The CFNIS began the investigation into Edmundson after CBC News notified the DND that it was about to release a story featuring on-the-record remarks by the woman who alleged she was sexually assaulted by Edmunston onboard HMCS Provider in November 1991. At the time the woman was a 19-year-old member of the Canadian navy. She told CBC she didn’t originally report the assault because she was afraid to speak up against the third-highest ranking officer on the ship. She described to the CBC a pervasive culture of silence surrounding sexual misconduct, a lack of support from the military’s chain of command and fear of career reprisals. ...

Edmundson has denied the allegations. ...

Over the last several months, the Canadian Forces has been rocked by allegations of sexual misconduct by its top leaders. Chief of the Defence Staff Adm. Art McDonald voluntary stepped down Feb. 24 from that job after being put under military police investigation. The admiral had only been in the job since Jan. 14. McDonald has declined to comment. Former Chief of the Defence Staff Gen. Jon Vance is also under military police investigation over allegations of sexual misconduct. He has said he did nothing wrong.

Two House of Commons committees are looking into the issue of sexual misconduct in the military, and the Liberal government have promised changes.

The Canadian Forces has faced previous sex scandals in 1998 and 2014, but its leadership successfully fought against attempts to impose independent oversight on the military justice and police system, which critics say punishes the victims and protects sexual predators.

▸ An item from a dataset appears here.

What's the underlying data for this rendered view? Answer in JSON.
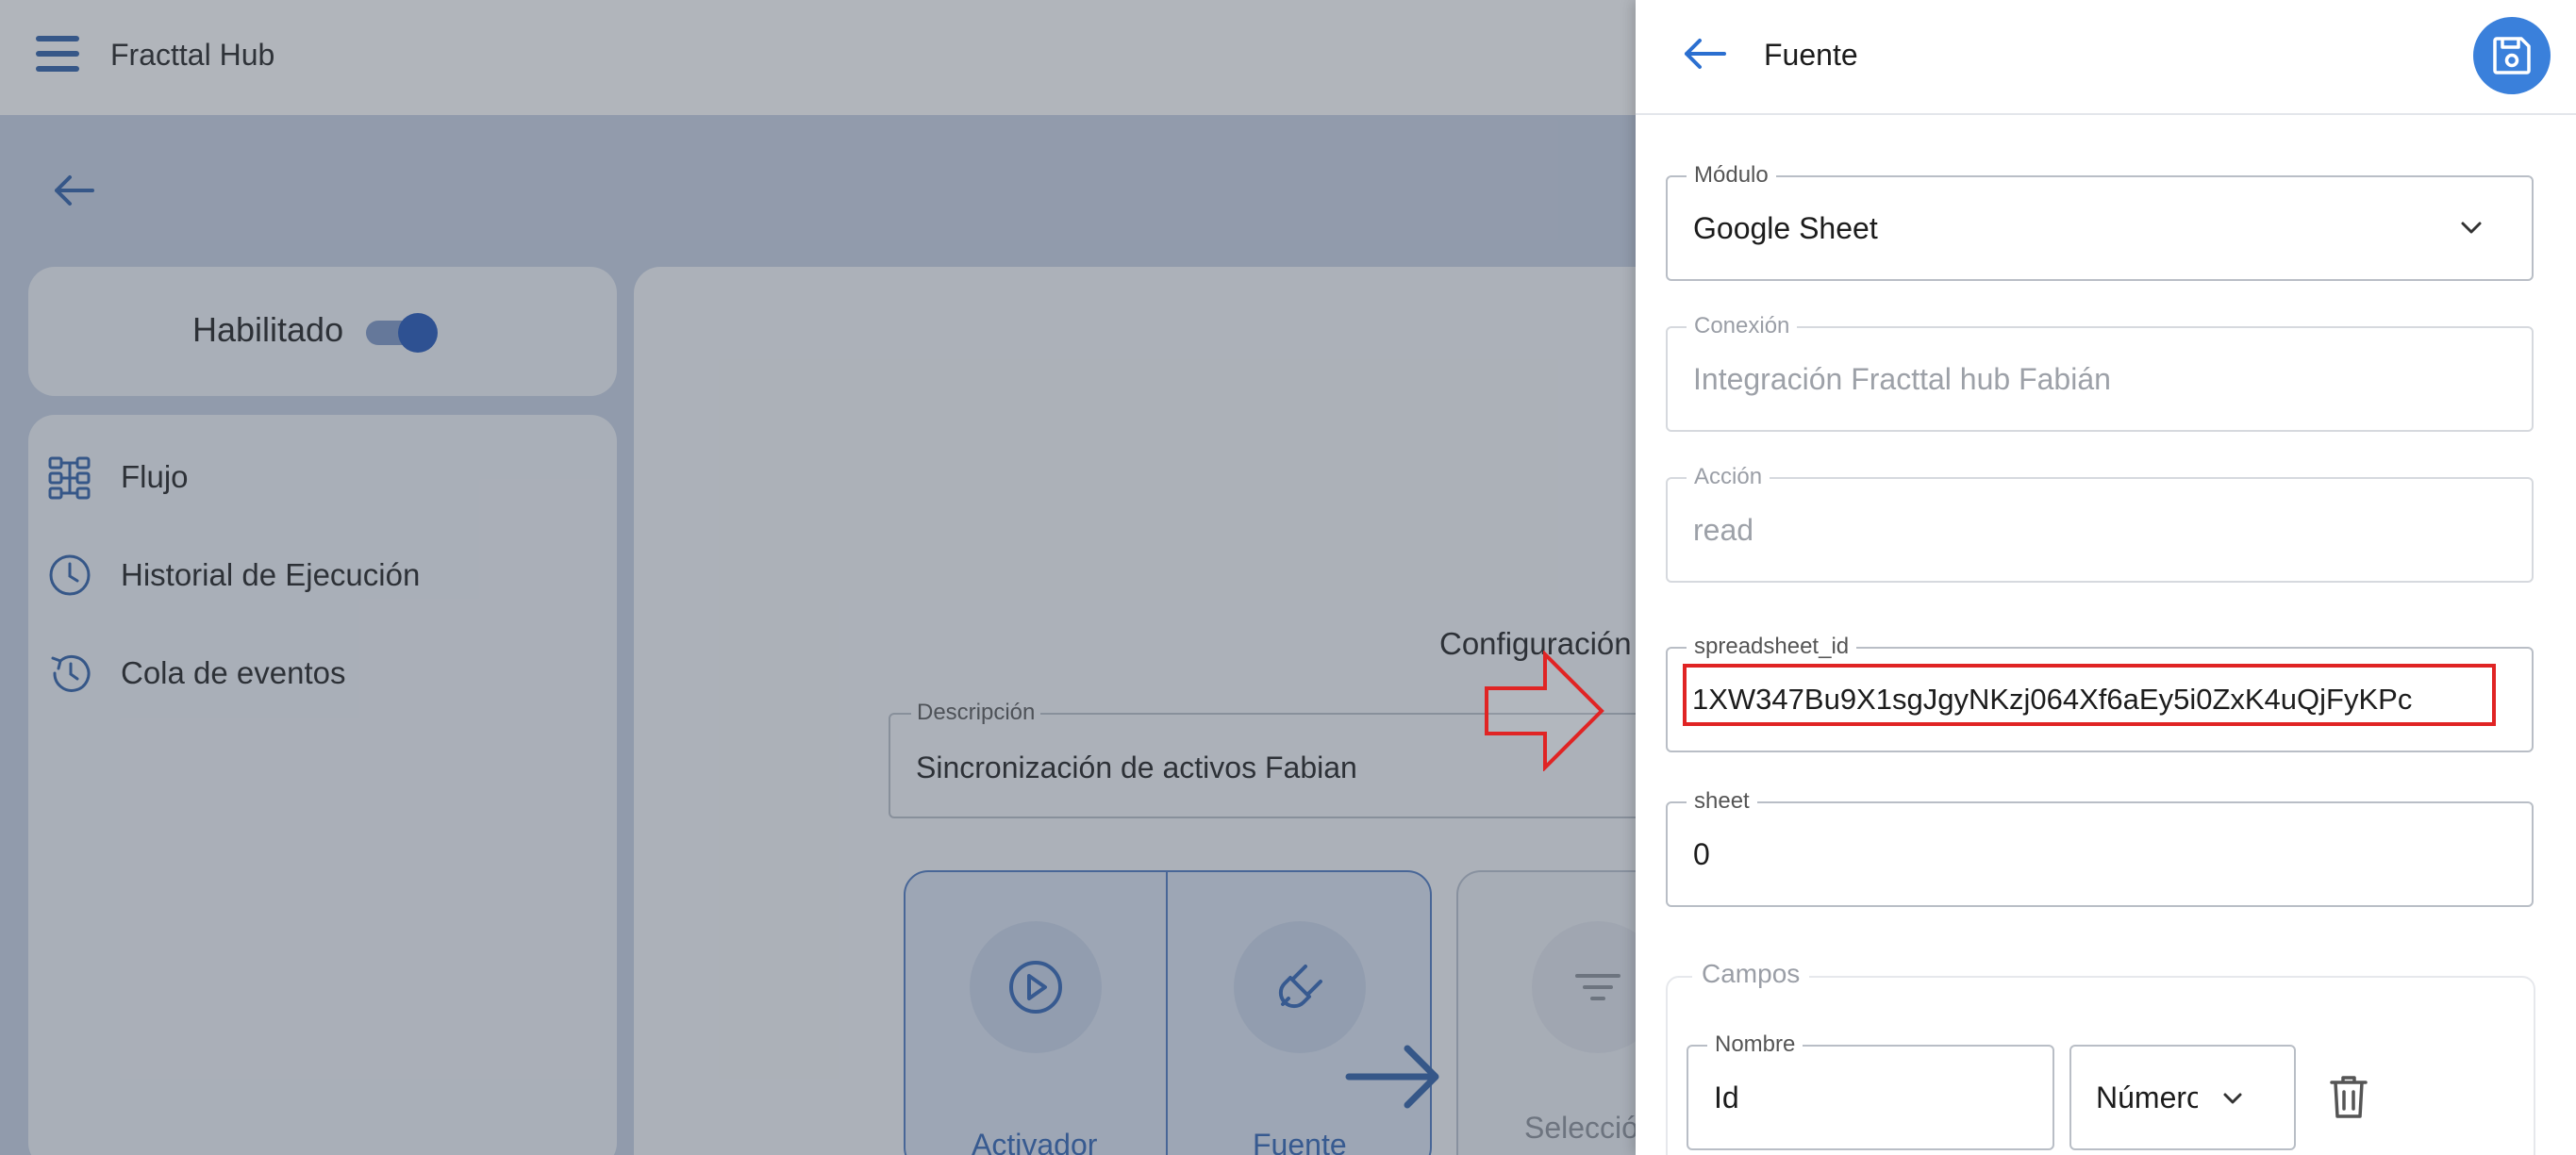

Military police, and not a civilian police force, will investigate the alleged sexual assault involving Edmundson. “As the allegations are reported to have taken place onboard a Royal Canadian Navy ship outside of Canada, the Acting Chief of the Defence Staff Wayne Eyre has referred the matter to the CFNIS,” the Canadian Forces statement noted. ...

The Canadian Forces National Investigation Service looks into serious allegations involving military personnel, but there has been criticism of its past performance and concerns that it is not independent. The CFNIS ultimately reports to the chief of the defence staff. ...

Some military members have been reluctant to report sexual misconduct and assaults to the CFNIS because of the perception it is not independent of senior leadership.

The alleged victim has told CBC she wants an independent investigation because she doesn’t trust the military to properly investigate and prosecute her case.

The CBC reported on March 9 that Edmundson was investigated over allegations of inappropriate behaviour with female subordinates in the late 1990s. The claims against him dated back to when he was a lieutenant-commander overseeing training at the naval officer training centre in Esquimalt, B.C.

https://ottawacitizen.com/news/national/defence-watch/another-top-milita...